Data to examine below:
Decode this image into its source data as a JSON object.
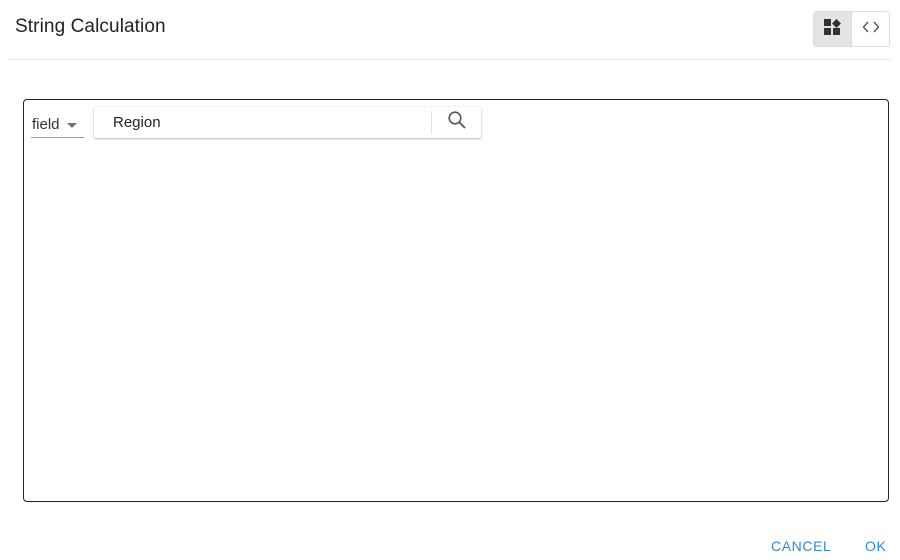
{
  "dialog": {
    "title": "String Calculation"
  },
  "view_toggle": {
    "visual_icon": "visual-editor-icon",
    "code_icon": "code-brackets-icon",
    "active": "visual"
  },
  "editor": {
    "field_select": {
      "selected": "field",
      "caret_icon": "caret-down-icon"
    },
    "search": {
      "value": "Region",
      "icon": "search-icon"
    }
  },
  "footer": {
    "cancel_label": "CANCEL",
    "ok_label": "OK",
    "accent_color": "#2e8ad6"
  }
}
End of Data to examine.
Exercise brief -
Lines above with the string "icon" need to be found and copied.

Response to this exercise -
    "visual_icon": "visual-editor-icon",
    "code_icon": "code-brackets-icon",
      "caret_icon": "caret-down-icon"
      "icon": "search-icon"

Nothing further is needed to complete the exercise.